* A technical explanation of how and why the dam wall partially collapsed can be found on the 'Friends of Ulley Country Park' website here. Furthermore, there is also a concise description of what happened on the information boards that can be found at Ulley Country Park itself.

Footage of the 2007 Floods:

  1. ITN News Report - 26th June 20017 ITN News Report - 26th June 2007

  2. Whiston Brook - 25th June 2007 Whiston Brook - 25th June 2007

  3. Alma Row, Whiston - 25th June 2007

  4. Whiston Floods montage video

  5. Rotherham Floods - Footage from various locations around the town.

  6. Photographic and musical montage of the Rotherham Floods.


  • THE GREAT FLOOD of 2007. (2007) [DVD] Leeds, UK: BBC Broadcasting Centre, BBC Look North.

  • (1) Howes, R. (2008) The Story of Ulley Country Park. Sheffield, Hi-Tec Print.

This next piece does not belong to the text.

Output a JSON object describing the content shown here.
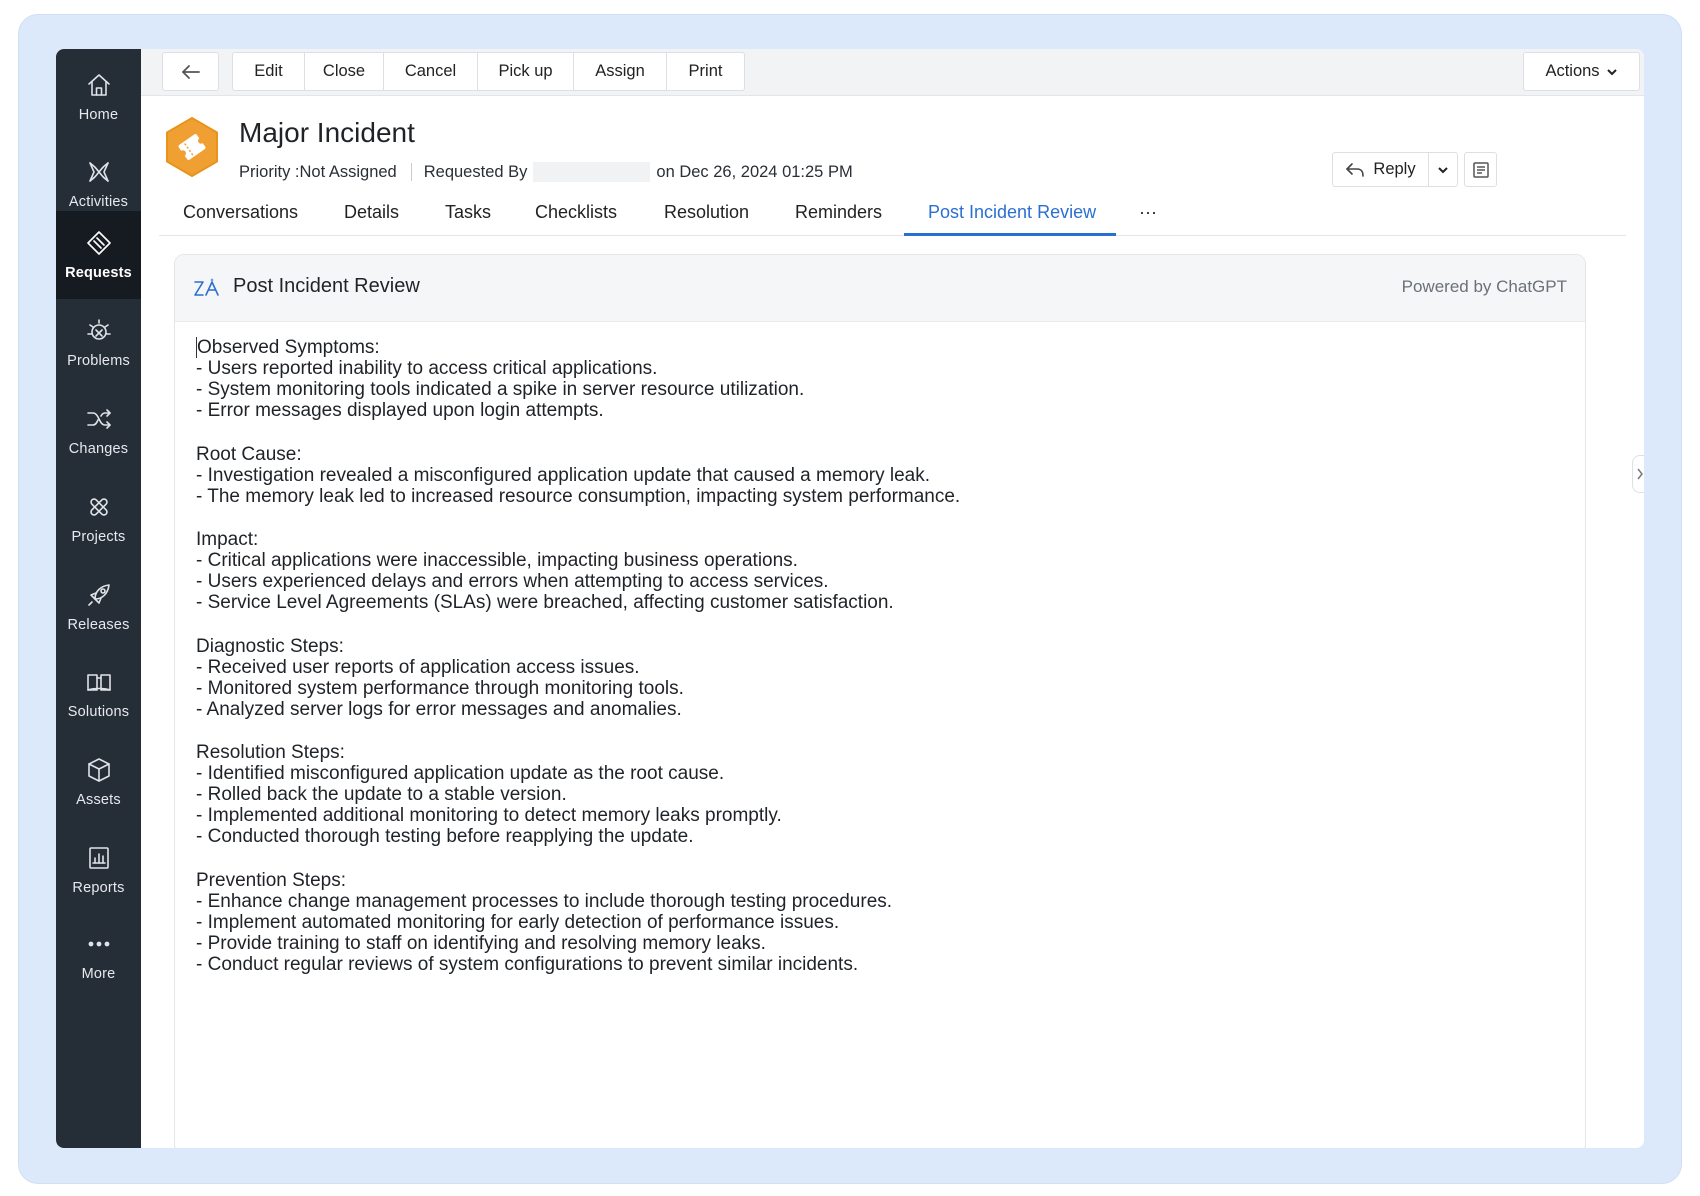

  • (2) Environment Agency (2007) Review of 2007 Summer Floods: December 2007. [pdf] Bristol: Environment Agency. Available at: http://publications.environment-agency.gov.uk/PDF/GEHO1107BNMI-E-E.pdf
    Pages 49-55.

  • (3) BBC News (2007) Reservoir repairs to cost £2.5m. [online] Available at: http://news.bbc.co.uk/1/hi/england/south_yorkshire/7035527.stm

  • (4) Ringway (2010) AFTER THE STORM...THE ULLEY DAM REPAIRS [pdf] Available at: RingwayNews_afterthestormtheulleyrepairs_1290774740.pdf

  • (5) https://www.theguardian.com/uk-news/2019/nov/10/uk-weather-severe-flood-warnings-remain-in-place-in-yorkshire

  • (6) http://www.whistonvillager.co.uk/?p=93

  • (7) https://www.rotherham.gov.uk/downloads/file/1691/section-19-flood-investigation-report-november-2019

    Other References:

  • http://www.bbc.co.uk/news/10412547 - Ulley dam reopens three years after floods

  • http://www.environment-agency.gov.uk/research/library/publications/40551.aspx

  • http://www.bbc.co.uk/southyorkshire/community/floods/

  • http://www.bbc.co.uk/southyorkshire/content/articles/2008/06/19/lifted_house_feature.shtml

  • http://www.rotherham-images.co.uk/gallery-eight.htm

  • Further Sources:

  • http://news.bbc.co.uk/1/hi/uk/6240884.stm - Floods - eyewitness accounts

  • http://news.bbc.co.uk/1/hi/england/south_yorkshire/7445944.stm - Survey shows flood toll a year on

  • http://news.bbc.co.uk/1/hi/england/south_yorkshire/7453531.stm - BBC Yorkshire floods survey 2008

  • http://news.bbc.co.uk/1/hi/uk/7446561.stm - 'National effort' urged on floods

  • http://news.bbc.co.uk/1/hi/in_depth/629/629/6911778.stm - July floods: At-a-glance

  • http://en.wikipedia.org/wiki/Rotherham#Floods_of_2007

  • www.rotherham-images.co.uk/gallery-eight.htm